According to a Gartner report, IT executives say that at present talent shortage is the biggest barrier to the adoption of 64% of emerging technologies, more than conventional challenges like security and implementation. With high attrition rates following the COVID- 19 pandemic, businesses are struggling to fill roles that require specialist digital skills. This highlights the need to re-strategise recruitment policies and consider alternative talent sources. Returners are a great pool of talent who are still largely untapped, who can help organisations fill their digital skills gap.

Boost to the economy

An estimated USD 13 trillion could be added to global GDP by 2030 if the right steps are taken now to promote gender-parity improvements and bring more women back into the workforce. This figure alone should encourage organisations to welcome more women into their workforce. Further, by hiring returners, organisation save money in the long run because returners come equipped with the skills and experience that new employees may take several months to learn.

How can the FDM Returners Programme help your business?

According to a study by PWC, three out of five women returning to the workforce will move to a lower skill role. A lower skill role immediately reduces their earnings by a third.

We at FDM recognise the exclusive value that returners bring to businesses. And so, we aim to match their unique skills and experiences to existing talent gaps in the market. Our Returner’s Programme aims to facilitate the return and reintegration of women into the workforce.

Till date, the FDM Returners Programme has helped over 375 people get back to work after a career break, with over 250 people currently enrolled on our programme. Our ‘best of breed’ Returners Programme has a 75% female intake and aims to help people forge long-term careers in tech whilst driving diversity forward in an innovative and evolving sector.

FDM’s Returners programme offers two upskilling pathways – business and technical.

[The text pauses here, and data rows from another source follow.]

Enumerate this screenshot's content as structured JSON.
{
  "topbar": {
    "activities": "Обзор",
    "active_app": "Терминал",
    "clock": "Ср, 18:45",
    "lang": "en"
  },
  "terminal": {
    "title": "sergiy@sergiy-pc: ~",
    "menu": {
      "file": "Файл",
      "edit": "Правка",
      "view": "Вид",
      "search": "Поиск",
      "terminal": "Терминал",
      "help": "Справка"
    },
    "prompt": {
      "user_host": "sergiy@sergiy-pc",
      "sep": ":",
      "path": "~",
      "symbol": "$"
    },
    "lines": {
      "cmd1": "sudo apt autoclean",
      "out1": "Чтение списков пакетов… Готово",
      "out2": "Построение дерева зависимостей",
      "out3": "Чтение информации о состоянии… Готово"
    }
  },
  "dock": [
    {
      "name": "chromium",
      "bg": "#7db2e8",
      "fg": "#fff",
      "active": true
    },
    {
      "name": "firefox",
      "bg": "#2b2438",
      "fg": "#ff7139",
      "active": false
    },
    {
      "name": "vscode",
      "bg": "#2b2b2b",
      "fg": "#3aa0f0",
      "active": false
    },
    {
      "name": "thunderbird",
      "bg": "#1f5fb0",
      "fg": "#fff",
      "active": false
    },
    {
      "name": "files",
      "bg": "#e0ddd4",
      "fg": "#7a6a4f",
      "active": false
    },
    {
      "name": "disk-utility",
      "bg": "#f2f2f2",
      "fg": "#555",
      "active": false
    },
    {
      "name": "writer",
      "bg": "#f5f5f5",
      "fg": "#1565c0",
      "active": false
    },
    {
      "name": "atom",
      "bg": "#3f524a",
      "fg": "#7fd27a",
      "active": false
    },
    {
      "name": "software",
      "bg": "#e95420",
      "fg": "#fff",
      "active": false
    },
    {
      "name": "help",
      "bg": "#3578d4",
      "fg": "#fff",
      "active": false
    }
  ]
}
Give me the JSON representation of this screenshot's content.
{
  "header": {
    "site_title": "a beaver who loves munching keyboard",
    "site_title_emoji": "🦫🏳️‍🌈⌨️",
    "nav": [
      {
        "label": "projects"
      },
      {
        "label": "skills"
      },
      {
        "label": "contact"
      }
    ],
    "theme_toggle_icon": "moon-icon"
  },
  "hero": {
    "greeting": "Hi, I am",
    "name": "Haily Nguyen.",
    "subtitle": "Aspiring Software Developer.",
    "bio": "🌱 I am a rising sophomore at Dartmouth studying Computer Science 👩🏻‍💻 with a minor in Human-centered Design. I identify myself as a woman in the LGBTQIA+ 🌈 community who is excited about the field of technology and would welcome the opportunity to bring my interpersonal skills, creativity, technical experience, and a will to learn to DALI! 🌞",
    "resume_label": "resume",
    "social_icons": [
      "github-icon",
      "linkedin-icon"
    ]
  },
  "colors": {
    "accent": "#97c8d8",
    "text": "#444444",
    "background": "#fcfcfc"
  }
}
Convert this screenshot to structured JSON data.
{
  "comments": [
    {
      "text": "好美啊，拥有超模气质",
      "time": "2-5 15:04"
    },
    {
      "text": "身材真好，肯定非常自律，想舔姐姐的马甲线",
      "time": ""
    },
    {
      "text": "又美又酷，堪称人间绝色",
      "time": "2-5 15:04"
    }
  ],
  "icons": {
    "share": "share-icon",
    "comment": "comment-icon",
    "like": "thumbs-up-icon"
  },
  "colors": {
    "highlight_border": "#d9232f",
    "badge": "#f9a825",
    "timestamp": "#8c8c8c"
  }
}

Our consultants receive specialist instructor-led and project-based training designed to refresh their existing skills and terminology and equip them with industry-recognised qualifications.

This year we saw the first all-female cohort of consultants complete their training on the FDM Tech Returners Programme. The programme is tailored to help professionals return to work after a career break as mid-senior and lead developers. After 14 weeks of instructor-led training in current and emerging technologies, all of our consultants were successful placed with leading financial services and tech companies.

To qualify for the programme, applicants must have had a minimum of 12 months of career break and 5 years of relevant industry experience. There is no upper limit to the length of the career break, and this can vary significantly from candidate to candidate. The average career breaks are between 3 – 5 years but some of our returners have career gaps of up to 20 years.   

Support for Returners

The FDM Return to Work programme offers our consultants much more than just training and experience. In addition to the tech or business training, we offer CV and interview support, mentoring and support programmes. Our expert teams, many of whom are returners themselves, understand the unique challenges that returners face when getting back to work after a break and are there to offer support every step of the way.

Our support programmes include wellbeing and mentoring initiatives like our Care Employee Network that aim to support individuals with parental or caring responsibilities. We have recently welcomed Ukrainian refugees and other displaced women onto the programme, providing ongoing and regular wellbeing check-ins.

Are you looking to close your skills gap and hire some of the best talent the country has to offer? Check out our consultant services or get in touch for more information.